Dataset |
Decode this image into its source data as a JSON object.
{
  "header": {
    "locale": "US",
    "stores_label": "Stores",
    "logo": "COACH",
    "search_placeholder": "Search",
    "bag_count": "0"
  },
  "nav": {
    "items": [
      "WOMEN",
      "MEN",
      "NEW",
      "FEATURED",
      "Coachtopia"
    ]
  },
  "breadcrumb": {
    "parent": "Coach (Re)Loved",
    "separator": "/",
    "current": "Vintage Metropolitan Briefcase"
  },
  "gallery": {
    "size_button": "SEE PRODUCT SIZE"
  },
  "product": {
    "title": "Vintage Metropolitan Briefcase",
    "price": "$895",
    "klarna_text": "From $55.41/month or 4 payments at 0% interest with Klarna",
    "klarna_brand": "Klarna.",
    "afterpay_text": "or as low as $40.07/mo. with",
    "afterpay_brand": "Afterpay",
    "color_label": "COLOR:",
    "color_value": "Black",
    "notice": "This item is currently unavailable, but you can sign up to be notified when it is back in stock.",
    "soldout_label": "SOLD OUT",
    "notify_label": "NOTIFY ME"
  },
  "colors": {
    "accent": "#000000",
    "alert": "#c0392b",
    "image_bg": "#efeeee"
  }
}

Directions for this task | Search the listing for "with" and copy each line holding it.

Answer box |
    "klarna_text": "From $55.41/month or 4 payments at 0% interest with Klarna",
    "afterpay_text": "or as low as $40.07/mo. with",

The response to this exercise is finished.